== Input material ==
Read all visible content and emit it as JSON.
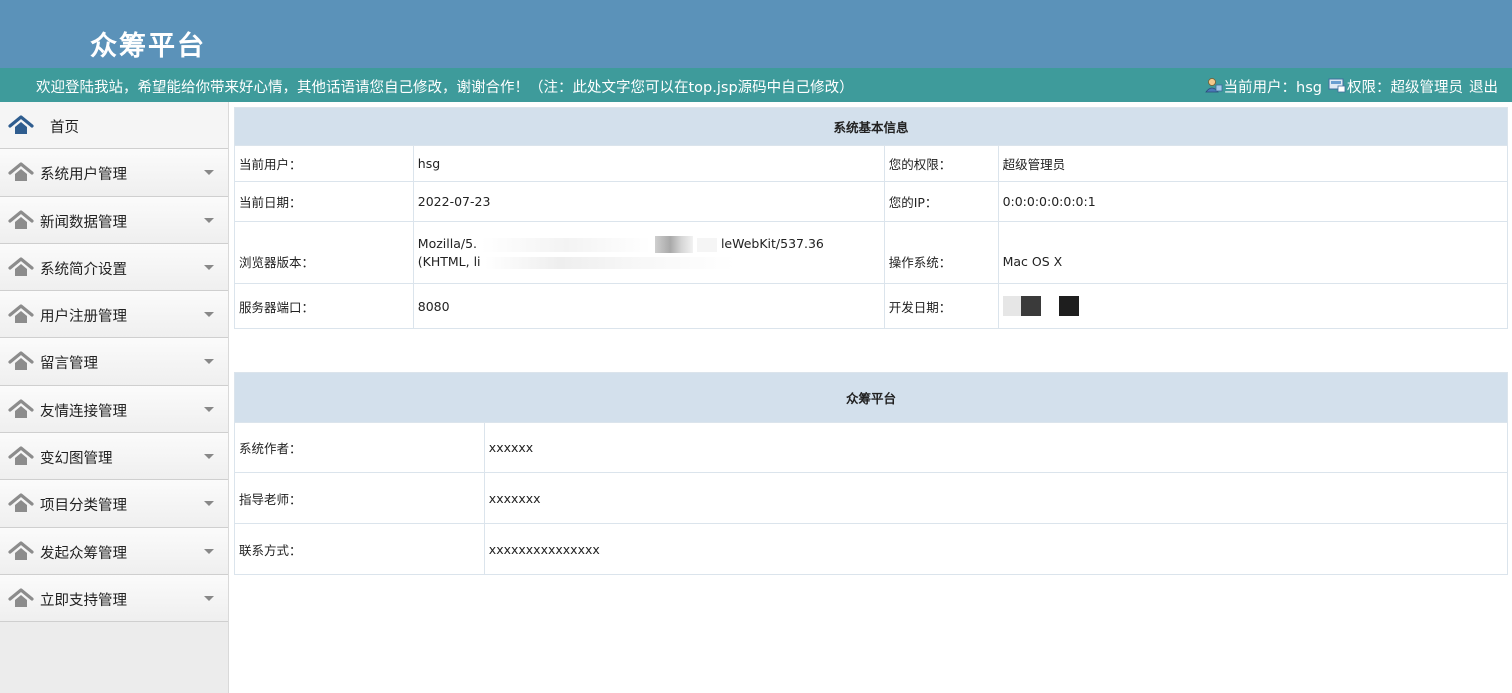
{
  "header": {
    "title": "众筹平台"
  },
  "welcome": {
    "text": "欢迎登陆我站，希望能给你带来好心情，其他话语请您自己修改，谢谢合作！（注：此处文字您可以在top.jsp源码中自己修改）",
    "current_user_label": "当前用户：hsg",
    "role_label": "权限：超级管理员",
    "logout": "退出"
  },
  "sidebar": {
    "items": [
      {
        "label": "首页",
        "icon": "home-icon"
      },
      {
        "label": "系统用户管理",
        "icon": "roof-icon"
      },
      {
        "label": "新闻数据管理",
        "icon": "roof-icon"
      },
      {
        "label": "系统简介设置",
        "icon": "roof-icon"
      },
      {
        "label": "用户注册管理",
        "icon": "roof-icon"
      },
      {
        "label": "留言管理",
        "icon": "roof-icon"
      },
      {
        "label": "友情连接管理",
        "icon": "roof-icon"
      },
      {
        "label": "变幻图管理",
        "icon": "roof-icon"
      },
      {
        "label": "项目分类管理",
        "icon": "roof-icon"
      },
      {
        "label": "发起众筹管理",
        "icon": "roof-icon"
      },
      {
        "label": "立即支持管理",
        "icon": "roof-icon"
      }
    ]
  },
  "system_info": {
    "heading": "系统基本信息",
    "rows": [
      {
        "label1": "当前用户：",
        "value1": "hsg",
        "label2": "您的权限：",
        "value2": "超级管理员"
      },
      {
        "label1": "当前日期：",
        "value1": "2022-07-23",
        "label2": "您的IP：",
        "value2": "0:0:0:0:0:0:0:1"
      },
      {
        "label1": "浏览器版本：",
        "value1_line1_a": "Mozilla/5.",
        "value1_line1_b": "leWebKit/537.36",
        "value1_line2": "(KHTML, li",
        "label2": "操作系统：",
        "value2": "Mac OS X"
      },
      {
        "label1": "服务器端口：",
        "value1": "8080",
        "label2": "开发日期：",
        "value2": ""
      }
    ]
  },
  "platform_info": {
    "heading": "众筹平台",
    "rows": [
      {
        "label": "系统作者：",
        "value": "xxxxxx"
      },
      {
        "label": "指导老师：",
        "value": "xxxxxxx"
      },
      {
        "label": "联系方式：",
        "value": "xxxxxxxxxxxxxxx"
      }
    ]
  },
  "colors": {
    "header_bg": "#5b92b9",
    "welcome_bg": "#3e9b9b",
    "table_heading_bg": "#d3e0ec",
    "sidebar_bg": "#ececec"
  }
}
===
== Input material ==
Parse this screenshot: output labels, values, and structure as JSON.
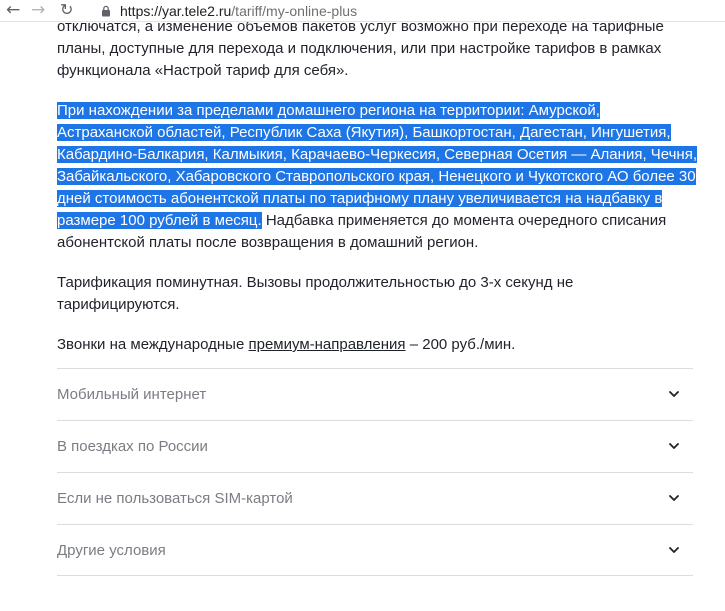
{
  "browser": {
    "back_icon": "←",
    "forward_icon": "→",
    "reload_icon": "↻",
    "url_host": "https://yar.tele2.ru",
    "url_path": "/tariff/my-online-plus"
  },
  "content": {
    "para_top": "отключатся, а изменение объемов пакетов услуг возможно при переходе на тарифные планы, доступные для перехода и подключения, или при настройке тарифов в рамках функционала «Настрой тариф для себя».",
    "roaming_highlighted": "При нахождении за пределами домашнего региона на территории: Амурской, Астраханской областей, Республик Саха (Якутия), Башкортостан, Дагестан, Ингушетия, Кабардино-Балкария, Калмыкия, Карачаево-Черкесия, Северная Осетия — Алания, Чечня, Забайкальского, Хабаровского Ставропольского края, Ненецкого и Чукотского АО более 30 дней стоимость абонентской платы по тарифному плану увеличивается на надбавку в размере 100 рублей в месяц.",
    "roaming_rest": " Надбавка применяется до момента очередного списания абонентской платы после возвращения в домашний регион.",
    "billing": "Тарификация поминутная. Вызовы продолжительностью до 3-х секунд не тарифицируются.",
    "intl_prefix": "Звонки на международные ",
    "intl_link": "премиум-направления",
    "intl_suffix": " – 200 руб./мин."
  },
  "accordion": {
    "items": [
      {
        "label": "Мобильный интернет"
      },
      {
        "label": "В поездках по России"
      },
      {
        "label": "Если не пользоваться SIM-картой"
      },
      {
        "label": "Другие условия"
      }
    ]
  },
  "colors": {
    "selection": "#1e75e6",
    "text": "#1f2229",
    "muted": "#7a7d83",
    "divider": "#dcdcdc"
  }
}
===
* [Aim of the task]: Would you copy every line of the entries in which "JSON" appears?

* [Result of the task]:
Read all visible content and emit it as JSON.
Parse this screenshot: output labels, values, and structure as JSON.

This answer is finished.